### Exercise directions
Search the data for the word "this" and copy each line that has it.

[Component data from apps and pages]
______________________________

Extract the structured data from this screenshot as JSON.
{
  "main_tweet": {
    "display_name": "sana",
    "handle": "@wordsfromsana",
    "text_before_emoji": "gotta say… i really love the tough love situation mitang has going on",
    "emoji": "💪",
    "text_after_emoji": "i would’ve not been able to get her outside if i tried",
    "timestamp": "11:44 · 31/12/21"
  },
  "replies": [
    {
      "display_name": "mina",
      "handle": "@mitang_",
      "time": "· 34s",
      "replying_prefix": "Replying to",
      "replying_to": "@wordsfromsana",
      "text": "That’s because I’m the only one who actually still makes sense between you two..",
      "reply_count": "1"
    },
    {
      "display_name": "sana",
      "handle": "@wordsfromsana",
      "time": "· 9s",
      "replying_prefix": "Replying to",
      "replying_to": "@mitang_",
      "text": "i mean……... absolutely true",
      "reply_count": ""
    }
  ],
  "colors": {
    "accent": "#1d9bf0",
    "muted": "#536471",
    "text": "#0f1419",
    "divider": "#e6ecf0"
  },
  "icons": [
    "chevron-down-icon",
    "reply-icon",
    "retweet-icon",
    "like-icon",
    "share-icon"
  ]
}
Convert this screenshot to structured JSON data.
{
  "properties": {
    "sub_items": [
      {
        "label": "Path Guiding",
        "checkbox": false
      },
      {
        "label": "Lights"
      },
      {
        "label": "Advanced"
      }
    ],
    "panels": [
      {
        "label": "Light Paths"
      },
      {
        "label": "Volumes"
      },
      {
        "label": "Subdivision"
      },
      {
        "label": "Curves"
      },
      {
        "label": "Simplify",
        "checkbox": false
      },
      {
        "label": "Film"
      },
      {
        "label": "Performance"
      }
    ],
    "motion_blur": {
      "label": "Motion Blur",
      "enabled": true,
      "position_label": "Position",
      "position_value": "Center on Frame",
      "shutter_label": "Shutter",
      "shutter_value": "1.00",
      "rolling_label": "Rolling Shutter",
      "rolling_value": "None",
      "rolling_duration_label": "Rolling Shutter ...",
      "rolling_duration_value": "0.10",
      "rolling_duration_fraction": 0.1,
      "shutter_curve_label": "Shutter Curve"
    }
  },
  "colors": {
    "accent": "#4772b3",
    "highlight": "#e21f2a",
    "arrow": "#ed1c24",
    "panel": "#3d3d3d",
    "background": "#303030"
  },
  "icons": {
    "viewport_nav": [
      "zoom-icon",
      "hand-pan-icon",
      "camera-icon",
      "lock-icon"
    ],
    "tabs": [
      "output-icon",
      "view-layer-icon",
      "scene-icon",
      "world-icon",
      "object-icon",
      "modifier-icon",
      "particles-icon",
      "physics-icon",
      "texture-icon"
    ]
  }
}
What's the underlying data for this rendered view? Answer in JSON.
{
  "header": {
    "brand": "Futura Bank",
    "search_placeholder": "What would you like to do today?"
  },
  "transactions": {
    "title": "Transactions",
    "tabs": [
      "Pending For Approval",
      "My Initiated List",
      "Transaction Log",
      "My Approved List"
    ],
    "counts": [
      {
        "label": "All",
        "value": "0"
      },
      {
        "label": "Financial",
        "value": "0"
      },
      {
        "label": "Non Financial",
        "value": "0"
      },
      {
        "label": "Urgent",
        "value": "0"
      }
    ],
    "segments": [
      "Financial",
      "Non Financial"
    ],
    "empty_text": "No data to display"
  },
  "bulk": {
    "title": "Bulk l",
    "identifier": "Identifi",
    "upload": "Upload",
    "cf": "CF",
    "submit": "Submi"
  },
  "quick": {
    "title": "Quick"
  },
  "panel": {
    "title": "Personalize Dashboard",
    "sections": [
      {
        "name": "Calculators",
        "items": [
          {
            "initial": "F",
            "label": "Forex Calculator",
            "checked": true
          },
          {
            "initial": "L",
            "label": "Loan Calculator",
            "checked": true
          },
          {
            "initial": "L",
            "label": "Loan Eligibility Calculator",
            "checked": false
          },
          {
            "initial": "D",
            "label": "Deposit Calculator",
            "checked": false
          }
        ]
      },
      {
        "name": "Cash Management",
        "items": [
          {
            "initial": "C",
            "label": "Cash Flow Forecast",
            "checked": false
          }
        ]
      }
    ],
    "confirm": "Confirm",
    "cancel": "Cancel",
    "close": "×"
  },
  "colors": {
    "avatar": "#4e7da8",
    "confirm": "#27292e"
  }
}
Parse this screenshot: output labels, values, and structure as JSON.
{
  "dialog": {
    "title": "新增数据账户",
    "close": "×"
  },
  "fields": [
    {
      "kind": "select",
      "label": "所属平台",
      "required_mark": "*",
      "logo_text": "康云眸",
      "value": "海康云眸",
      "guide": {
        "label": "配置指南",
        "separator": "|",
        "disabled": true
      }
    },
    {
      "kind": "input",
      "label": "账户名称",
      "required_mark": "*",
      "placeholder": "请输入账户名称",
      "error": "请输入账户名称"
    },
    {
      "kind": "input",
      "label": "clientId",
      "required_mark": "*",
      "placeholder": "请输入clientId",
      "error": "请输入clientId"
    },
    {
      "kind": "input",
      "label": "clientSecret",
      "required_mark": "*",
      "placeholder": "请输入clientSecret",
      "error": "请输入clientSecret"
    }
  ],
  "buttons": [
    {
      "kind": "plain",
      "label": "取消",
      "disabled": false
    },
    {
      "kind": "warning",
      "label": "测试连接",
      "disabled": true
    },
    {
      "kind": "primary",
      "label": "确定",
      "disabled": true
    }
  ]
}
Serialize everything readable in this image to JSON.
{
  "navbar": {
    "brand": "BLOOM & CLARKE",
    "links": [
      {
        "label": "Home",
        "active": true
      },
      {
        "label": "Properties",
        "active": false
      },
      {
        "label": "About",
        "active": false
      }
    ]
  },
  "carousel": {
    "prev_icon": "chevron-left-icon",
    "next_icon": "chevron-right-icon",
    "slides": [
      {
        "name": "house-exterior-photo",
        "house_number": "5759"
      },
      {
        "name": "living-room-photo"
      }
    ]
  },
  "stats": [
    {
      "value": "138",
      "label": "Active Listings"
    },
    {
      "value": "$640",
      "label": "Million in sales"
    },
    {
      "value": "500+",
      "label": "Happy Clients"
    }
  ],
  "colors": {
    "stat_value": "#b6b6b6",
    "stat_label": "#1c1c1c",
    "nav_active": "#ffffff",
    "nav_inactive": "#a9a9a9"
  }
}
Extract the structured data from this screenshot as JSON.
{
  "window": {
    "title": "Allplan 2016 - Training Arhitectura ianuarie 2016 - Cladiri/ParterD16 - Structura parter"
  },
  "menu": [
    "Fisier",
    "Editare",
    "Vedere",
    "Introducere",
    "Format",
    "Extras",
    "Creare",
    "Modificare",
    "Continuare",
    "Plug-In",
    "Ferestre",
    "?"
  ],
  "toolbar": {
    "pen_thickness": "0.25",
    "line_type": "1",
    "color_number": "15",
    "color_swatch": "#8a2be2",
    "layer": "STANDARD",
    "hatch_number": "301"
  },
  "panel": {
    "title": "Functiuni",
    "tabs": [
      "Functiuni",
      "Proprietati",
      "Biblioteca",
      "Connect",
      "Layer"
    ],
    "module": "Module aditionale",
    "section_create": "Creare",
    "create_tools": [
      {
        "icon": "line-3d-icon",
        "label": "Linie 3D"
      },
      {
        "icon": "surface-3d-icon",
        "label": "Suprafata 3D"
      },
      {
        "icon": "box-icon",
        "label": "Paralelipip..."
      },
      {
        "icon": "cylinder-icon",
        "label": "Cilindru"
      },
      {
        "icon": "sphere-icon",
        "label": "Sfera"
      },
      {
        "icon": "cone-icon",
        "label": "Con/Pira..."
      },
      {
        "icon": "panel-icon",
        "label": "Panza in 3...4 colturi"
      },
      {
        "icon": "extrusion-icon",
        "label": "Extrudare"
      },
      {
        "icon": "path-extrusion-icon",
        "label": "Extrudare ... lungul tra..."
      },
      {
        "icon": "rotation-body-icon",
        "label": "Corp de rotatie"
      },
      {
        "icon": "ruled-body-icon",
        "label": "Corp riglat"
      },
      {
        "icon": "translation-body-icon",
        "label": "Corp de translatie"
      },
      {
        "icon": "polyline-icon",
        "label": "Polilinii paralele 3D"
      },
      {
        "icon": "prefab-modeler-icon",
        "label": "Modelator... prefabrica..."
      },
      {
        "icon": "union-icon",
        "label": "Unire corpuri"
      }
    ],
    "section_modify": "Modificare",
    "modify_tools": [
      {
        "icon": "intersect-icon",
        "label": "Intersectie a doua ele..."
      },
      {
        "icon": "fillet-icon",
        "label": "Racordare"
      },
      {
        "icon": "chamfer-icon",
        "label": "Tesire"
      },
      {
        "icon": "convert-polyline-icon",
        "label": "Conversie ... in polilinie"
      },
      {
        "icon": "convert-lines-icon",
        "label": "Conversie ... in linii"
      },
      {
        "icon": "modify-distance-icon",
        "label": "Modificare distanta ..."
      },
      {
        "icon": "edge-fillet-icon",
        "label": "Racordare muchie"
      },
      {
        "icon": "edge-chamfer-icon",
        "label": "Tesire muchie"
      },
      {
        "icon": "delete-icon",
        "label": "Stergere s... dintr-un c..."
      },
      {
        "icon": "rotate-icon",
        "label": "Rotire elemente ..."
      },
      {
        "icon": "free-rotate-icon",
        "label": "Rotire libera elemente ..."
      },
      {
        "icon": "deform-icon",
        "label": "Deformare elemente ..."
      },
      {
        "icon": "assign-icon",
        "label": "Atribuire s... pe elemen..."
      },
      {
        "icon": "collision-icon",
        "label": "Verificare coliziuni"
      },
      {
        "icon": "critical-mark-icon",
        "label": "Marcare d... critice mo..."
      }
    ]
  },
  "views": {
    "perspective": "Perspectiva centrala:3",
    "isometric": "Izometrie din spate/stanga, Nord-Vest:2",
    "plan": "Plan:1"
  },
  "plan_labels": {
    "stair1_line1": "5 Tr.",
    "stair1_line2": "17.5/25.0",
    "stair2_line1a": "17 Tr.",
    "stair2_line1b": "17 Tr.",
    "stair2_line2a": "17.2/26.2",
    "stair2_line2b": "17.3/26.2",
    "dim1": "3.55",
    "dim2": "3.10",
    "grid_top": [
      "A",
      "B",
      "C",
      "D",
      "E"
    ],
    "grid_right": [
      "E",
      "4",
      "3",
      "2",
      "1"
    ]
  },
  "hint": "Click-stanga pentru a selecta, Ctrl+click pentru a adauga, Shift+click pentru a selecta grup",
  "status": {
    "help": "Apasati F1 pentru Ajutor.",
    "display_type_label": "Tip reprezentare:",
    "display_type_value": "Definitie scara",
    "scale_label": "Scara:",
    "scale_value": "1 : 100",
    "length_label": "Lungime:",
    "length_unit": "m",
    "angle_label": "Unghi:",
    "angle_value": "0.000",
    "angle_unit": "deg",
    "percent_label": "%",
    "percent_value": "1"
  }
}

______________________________

### Solution
Extract the structured data from this screenshot as JSON.
Convert this screenshot to structured JSON data.
What's the underlying data for this rendered view? Answer in JSON.
Parse this screenshot: output labels, values, and structure as JSON.
Serialize everything readable in this image to JSON.
Extract the structured data from this screenshot as JSON.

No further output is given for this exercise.